Choosing a cost function

Cost functions should be designed carefully. A “cost function” must have certain properties for the so called “gradient descent method” to work successfully:

  • For convenience the global extremum should be a minimum.
  • The cost function must be continuous and differentiable with respect to the ANN’s weights.
  • The requirement of differentiability translates back to the requirement of differentiable activation and output functions – as we shall see in detail in a later article.
  • It should expose a basic convex form in the surroundings of the global minimum (second partial derivatives > 0).
  • The “cost function” must have certain properties for making use of an efficient way to calculate gradients, i.e. partial derivatives. We shall see that some reasonable cost functions turn this task into a back propagation of errors. The efficiency comes via similar matrix operations as those used in the forward propagation algorithm.

Besides choosing a cost function carefully also the choice of the activation function is important for the success of gradient descent. The path to global minimum on a hyperplane may also depend on the starting point (defined by the statistically chosen initial weight values) as well as on an adaptive step size (called learning rate).

Most Machine Learning algorithms can incorporate a variety of reasonable “cost functions. For classification tasks often the following cost functions are used:

  • Categorial Cross-Entropy
  • Log Loss ( = Logistic Regression Loss )
  • Relative Entropy,
  • Exponential Loss
  • MSE (Mean Square Error)

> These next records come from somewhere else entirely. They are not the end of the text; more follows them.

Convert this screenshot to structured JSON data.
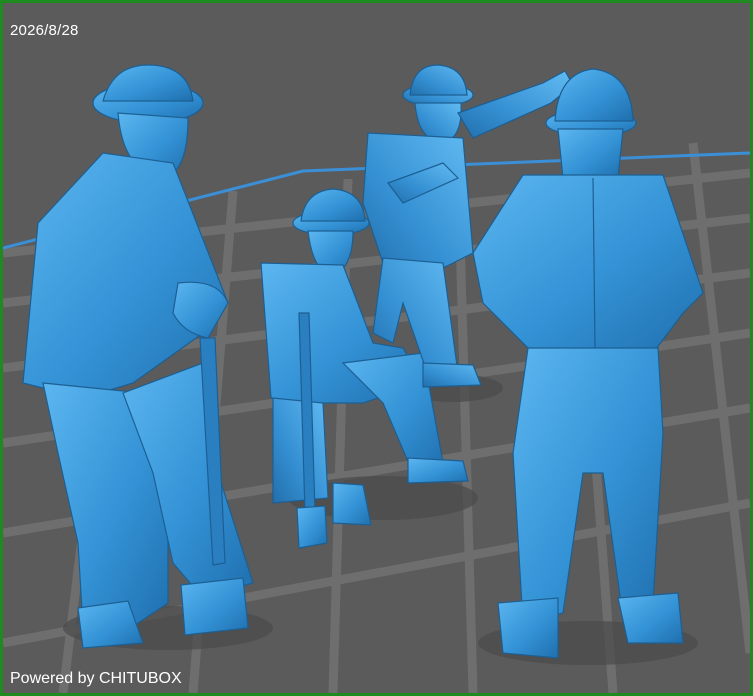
{
  "viewer": {
    "date_stamp": "2026/8/28",
    "watermark": "Powered by CHITUBOX"
  },
  "scene": {
    "background_color": "#5b5b5b",
    "grid_color": "#6f6f6f",
    "platform_edge_color": "#3a8fd6",
    "model_color": "#3c9bdc",
    "frame_color": "#1f8a1f",
    "figures": [
      "worker-with-axe",
      "seated-worker",
      "pointing-foreman",
      "standing-worker-back"
    ]
  }
}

Each of these functions is more or less appropriate for a specific type of classification problem. See the literature for more information on each of these cost functions.

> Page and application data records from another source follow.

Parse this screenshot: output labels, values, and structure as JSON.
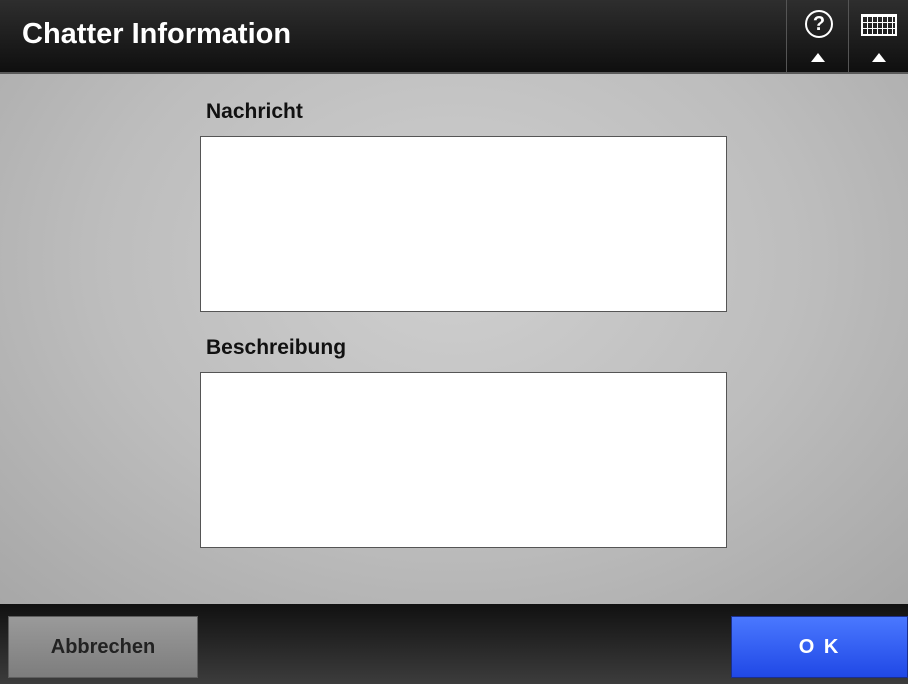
{
  "header": {
    "title": "Chatter Information",
    "help_icon": "help-question-icon",
    "keyboard_icon": "keyboard-icon"
  },
  "form": {
    "message_label": "Nachricht",
    "message_value": "",
    "description_label": "Beschreibung",
    "description_value": ""
  },
  "footer": {
    "cancel_label": "Abbrechen",
    "ok_label": "O K"
  },
  "colors": {
    "ok_button": "#2a55f0",
    "cancel_button": "#8a8a8a",
    "titlebar": "#1a1a1a"
  }
}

In our code for MNIST-problem we will only include two of these functions as a starting point – Log Loss and MSE. MSE is e.g. used by T. Rashid in his book (see section Links) on building an MLP with Python for the MNIST case. Information on the Log Loss function are provided by the book of Rashka and the book of Geron; see the references in the section “Links” below.

Do we need cost function values at all?

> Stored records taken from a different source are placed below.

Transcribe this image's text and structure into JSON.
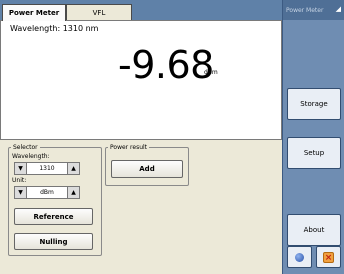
{
  "tabs": [
    {
      "label": "Power Meter",
      "active": true
    },
    {
      "label": "VFL",
      "active": false
    }
  ],
  "display": {
    "wavelength_text": "Wavelength: 1310 nm",
    "power_value": "-9.68",
    "power_unit": "dBm"
  },
  "selector": {
    "legend": "Selector",
    "wavelength_label": "Wavelength:",
    "wavelength_value": "1310",
    "unit_label": "Unit:",
    "unit_value": "dBm",
    "reference_label": "Reference",
    "nulling_label": "Nulling"
  },
  "power_result": {
    "legend": "Power result",
    "add_label": "Add"
  },
  "sidebar": {
    "title": "Power Meter",
    "storage_label": "Storage",
    "setup_label": "Setup",
    "about_label": "About"
  },
  "icons": {
    "down": "down-arrow-icon",
    "up": "up-arrow-icon",
    "help": "globe-icon",
    "close": "close-icon"
  },
  "colors": {
    "header_blue": "#5f81a8",
    "sidebar_blue": "#6f8db2",
    "close_orange": "#f0a040"
  }
}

The training of an ANN – i.e. the optimization of weights – does not require the explicit calculation of cost values. The reason for this is of course that gradient descent first of all works with partial derivatives with respect to weights. To calculate them we must use the chain rule with respect to the activation function, the output of lower layers and so on. But the cost values themselves are nowhere required. As a consequence in all of the book of T. Rashid on “Make your Own Neural network” the calculation of costs is never encoded.

Nevertheless, in the next article of this series we shall discuss the code for cost calculations of mini-batches. The reason for this is that we can use the cost values to study the progress of training and the convergence into a minimum: The change of total “costs” provides a way to control and watch the
success of training through its epochs.

Summary and conclusion

The concept of a cost function is central to MLPs and classification tasks: Classification means to separate the input data into categories. The task to find categorical separation surfaces in the vector space of input data is reformulated as an optimization task. This in turn requires us to find a minimum of the cost/loss hyperplane over the multidimensional space of potential weight-parameters. Calculating corrections of the weights during following a gradient guided path to a minimum in turn efficiently translates into the backward propagation of errors through the network via matrix operations.

Links and Literature


Gradient descent and cost functions
towardsdatascience.com understanding-the-mathematics-behind-gradient-descent-dde5dc9be06e
ml-cheatsheet readthedocs – gradient-descent.html
neural chapter K7.pdf

chunml.github.io tutorial on Regularization/

“Neuronale Netze selbst programmieren”, Tariq Rashid, 2017, O’Reilly Media Inc. + dpunkt.verlag GmbH
“Machine Learning mit SciKit-Learn & TensorFlow, Aurelien Geron, 2018, O’Reilly Media Inc. + dpunkt.verlag GmbH
“Python machine Learning”, Seb. Raschka, 2016, Packt Publishing, Birmingham, UK
“Machine Learning mit Sckit-Learn & TensorFlow”, A. Geron, 2018, O’REILLY, dpunkt.verlag GmbH, Heidelberg, Deutschland